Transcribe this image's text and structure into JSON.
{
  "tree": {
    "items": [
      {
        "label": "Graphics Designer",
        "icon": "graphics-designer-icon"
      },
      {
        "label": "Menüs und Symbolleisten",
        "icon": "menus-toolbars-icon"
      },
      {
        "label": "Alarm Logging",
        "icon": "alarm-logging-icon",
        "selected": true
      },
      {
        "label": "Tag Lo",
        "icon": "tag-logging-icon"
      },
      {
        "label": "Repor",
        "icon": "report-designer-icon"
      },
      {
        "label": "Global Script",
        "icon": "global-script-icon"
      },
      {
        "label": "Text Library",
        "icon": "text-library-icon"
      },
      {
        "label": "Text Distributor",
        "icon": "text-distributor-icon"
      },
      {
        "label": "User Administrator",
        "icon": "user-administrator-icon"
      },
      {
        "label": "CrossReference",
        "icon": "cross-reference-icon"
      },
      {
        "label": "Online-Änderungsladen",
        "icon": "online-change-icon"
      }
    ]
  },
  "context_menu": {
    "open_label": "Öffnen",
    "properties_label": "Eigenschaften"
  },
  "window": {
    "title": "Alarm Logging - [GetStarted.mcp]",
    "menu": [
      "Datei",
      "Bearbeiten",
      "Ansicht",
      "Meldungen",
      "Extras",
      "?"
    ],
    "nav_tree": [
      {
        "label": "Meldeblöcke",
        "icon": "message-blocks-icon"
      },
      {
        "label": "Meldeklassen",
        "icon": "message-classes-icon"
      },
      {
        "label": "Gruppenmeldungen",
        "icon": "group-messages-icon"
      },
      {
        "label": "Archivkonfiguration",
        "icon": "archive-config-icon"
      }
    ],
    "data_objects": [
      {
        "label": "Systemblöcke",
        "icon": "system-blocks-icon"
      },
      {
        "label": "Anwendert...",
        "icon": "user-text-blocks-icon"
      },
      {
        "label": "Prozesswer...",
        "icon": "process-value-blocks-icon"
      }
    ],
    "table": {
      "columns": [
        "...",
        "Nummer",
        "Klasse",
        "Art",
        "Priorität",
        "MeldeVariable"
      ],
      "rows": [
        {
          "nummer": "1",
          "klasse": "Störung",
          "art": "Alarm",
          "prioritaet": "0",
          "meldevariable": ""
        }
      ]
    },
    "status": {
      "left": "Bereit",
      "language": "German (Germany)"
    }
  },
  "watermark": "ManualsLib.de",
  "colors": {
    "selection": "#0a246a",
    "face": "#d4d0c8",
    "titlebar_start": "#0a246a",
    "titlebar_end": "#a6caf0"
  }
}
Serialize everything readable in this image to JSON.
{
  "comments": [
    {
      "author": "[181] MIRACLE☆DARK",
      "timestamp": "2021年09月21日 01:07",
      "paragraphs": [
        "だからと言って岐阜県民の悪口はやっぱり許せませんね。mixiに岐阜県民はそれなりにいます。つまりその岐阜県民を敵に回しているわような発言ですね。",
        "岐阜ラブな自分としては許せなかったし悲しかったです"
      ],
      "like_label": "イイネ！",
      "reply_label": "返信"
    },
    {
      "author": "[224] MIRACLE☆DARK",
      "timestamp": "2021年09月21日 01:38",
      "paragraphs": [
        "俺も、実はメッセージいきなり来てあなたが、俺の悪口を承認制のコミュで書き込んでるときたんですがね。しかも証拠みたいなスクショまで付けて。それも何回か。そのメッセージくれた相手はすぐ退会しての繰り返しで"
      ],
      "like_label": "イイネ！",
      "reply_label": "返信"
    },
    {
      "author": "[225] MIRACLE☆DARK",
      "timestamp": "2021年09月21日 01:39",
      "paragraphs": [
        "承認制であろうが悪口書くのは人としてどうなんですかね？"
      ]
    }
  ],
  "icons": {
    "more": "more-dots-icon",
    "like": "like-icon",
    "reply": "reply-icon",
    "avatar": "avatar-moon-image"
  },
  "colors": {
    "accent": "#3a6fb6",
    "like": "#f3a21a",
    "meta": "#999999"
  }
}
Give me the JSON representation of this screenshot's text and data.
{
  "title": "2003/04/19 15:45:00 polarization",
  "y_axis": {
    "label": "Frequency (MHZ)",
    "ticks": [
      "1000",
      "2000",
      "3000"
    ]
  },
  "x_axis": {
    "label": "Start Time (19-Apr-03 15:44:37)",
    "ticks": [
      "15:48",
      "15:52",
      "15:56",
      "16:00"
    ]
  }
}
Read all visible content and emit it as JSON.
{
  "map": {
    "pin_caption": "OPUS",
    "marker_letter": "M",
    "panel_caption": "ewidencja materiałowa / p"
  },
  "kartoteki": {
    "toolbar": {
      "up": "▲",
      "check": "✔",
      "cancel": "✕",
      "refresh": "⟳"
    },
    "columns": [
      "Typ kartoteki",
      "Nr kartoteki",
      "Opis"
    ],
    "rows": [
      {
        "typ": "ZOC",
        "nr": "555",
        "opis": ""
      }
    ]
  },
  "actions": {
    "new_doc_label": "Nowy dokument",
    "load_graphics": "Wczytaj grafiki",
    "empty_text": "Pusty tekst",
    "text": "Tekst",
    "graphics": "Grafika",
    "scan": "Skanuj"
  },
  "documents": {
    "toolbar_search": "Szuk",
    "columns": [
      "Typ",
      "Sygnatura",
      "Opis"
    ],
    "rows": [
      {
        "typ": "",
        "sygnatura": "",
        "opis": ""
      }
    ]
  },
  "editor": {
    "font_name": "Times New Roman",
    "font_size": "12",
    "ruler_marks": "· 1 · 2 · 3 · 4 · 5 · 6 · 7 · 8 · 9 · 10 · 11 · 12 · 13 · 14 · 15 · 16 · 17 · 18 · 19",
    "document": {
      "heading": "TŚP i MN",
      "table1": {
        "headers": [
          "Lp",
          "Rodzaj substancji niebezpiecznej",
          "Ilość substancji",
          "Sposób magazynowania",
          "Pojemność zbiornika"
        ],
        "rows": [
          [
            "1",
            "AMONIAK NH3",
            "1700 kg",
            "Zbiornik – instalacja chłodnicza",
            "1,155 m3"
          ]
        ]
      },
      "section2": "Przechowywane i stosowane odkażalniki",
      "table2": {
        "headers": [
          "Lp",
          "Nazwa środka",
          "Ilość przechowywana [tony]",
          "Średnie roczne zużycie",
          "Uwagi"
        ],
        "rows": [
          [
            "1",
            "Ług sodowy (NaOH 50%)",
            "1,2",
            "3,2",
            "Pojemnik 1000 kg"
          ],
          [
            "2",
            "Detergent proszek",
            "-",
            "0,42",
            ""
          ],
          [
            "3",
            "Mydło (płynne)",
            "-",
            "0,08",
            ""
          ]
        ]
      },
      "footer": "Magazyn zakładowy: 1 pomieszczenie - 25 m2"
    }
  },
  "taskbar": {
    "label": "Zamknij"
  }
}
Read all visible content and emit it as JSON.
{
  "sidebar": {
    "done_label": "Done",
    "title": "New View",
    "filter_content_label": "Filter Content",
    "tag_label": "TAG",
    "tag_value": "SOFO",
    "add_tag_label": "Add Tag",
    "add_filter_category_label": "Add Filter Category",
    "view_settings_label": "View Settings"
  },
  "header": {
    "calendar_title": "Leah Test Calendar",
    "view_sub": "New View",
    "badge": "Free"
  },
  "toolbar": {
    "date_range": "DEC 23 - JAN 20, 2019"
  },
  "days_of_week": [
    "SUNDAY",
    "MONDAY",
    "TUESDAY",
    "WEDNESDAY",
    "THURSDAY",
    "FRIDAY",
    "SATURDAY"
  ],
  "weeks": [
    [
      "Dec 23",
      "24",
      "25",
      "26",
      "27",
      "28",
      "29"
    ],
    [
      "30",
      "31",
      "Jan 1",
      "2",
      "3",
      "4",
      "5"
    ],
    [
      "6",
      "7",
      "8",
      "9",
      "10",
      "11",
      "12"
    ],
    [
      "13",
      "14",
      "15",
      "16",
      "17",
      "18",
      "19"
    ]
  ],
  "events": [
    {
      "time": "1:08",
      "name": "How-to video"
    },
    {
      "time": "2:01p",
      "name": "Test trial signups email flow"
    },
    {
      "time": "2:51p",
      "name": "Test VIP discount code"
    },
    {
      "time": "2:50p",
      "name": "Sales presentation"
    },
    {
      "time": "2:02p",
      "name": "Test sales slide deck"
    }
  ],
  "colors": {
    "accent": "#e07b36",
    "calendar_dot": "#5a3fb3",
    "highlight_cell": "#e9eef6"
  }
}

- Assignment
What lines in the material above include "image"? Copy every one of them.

- Your solution
Transcribe this image's text and structure into JSON.
Serialize everything readable in this image to JSON.
    "avatar": "avatar-moon-image"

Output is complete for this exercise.